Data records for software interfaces
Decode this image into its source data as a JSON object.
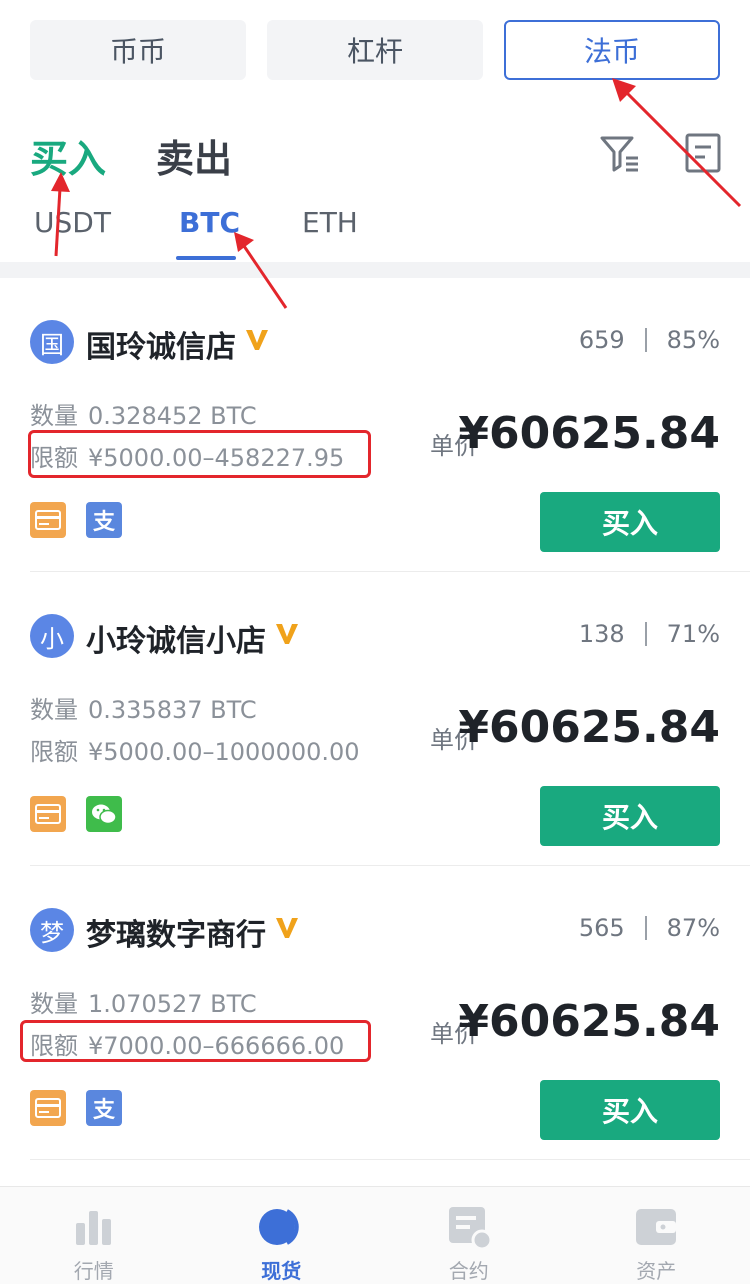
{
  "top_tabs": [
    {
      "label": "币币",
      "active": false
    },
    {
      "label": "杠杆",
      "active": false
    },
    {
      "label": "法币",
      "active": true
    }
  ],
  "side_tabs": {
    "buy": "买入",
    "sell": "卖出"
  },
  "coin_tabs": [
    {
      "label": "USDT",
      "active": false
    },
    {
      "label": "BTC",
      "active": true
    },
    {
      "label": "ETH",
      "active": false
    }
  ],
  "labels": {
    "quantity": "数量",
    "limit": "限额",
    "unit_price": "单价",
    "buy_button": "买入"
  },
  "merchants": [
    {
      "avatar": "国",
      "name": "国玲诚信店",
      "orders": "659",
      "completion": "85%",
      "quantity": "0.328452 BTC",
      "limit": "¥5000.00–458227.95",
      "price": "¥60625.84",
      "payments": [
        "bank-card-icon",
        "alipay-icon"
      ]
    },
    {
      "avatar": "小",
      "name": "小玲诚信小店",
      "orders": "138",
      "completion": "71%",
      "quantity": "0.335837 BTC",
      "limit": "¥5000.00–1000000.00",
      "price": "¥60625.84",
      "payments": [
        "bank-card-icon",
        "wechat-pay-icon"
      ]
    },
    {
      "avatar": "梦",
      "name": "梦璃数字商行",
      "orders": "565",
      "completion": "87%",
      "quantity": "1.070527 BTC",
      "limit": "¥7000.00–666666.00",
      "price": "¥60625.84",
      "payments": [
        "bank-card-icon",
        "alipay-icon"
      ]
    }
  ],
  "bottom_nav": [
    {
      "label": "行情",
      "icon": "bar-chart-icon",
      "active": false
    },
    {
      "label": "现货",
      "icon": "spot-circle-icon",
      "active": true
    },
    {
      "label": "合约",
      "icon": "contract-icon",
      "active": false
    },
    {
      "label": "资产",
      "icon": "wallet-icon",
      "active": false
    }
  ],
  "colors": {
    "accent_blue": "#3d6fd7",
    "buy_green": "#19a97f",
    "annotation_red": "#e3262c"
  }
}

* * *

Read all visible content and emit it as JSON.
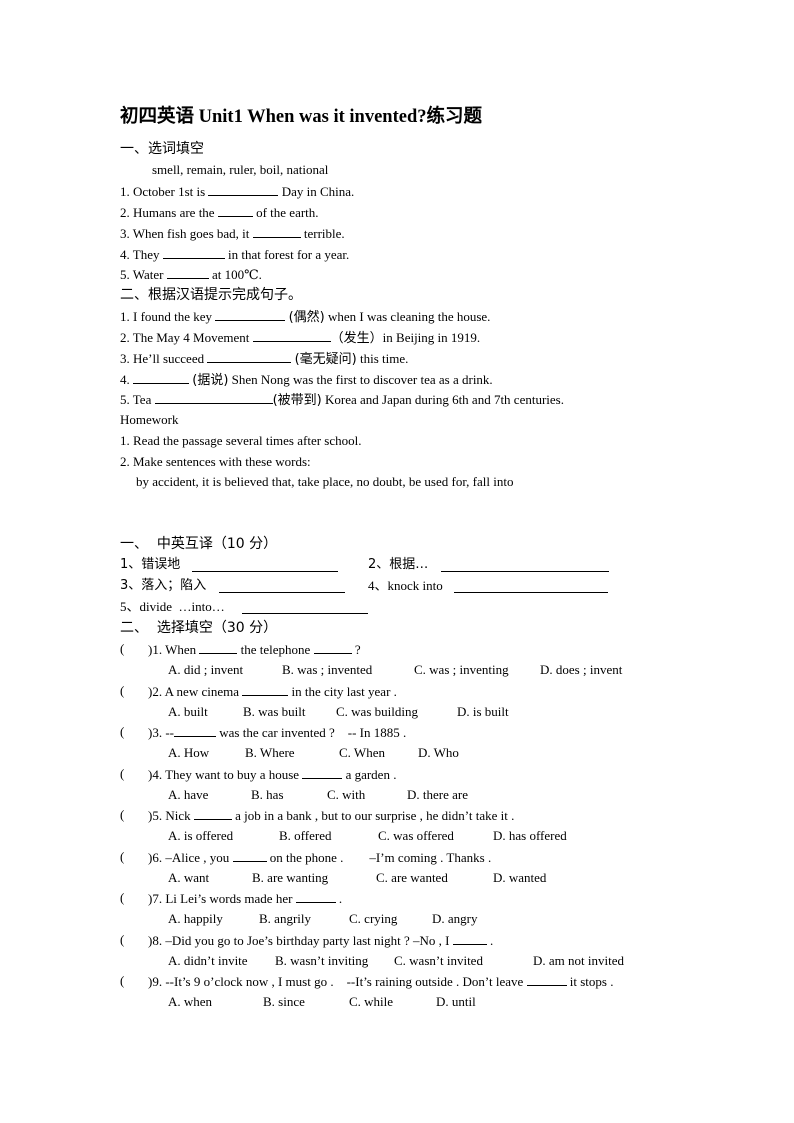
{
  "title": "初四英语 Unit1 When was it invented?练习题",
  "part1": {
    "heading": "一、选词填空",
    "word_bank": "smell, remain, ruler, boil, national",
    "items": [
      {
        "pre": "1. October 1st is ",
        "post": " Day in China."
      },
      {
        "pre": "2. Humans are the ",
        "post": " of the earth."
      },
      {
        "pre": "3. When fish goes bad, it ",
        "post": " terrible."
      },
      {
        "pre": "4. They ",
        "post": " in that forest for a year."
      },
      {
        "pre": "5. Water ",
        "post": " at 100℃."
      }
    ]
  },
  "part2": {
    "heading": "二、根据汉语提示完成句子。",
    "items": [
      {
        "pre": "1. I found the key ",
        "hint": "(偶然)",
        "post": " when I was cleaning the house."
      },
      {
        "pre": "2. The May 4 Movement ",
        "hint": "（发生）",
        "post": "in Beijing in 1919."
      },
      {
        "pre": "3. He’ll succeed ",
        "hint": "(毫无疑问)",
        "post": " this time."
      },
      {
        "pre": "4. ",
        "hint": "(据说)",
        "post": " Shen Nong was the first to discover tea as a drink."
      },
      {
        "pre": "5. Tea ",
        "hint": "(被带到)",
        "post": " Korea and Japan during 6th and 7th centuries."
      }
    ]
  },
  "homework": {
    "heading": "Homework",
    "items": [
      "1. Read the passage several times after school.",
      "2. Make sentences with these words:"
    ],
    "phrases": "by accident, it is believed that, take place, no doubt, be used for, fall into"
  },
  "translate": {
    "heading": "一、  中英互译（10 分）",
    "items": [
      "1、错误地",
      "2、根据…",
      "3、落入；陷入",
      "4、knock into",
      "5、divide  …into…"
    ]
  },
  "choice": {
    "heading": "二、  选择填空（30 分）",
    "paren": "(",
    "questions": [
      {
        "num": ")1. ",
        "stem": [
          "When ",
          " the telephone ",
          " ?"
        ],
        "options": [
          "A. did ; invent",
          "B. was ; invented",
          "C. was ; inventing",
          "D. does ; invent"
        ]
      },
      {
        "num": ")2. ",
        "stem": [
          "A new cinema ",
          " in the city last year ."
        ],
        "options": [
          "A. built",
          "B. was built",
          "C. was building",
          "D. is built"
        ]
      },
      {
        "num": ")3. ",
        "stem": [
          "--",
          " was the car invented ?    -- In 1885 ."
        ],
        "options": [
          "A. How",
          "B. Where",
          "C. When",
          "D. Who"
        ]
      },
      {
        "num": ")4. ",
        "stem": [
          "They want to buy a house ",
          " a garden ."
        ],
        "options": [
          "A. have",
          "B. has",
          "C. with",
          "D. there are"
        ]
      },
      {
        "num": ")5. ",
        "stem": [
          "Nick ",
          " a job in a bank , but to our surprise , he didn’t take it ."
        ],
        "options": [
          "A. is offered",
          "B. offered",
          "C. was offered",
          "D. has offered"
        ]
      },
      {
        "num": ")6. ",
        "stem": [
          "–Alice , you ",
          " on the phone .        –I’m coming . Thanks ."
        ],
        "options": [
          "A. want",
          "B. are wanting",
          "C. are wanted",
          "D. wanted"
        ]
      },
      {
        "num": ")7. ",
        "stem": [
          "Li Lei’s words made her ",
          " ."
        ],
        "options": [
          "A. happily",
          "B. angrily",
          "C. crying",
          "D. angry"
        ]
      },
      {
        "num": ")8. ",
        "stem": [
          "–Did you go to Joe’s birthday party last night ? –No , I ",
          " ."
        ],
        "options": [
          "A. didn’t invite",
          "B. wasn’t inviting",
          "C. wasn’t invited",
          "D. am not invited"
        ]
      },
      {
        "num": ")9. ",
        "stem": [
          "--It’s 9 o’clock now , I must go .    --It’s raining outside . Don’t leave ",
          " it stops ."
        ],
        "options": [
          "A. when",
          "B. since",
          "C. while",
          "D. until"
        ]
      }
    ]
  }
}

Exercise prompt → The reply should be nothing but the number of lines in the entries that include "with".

Problem solution → 2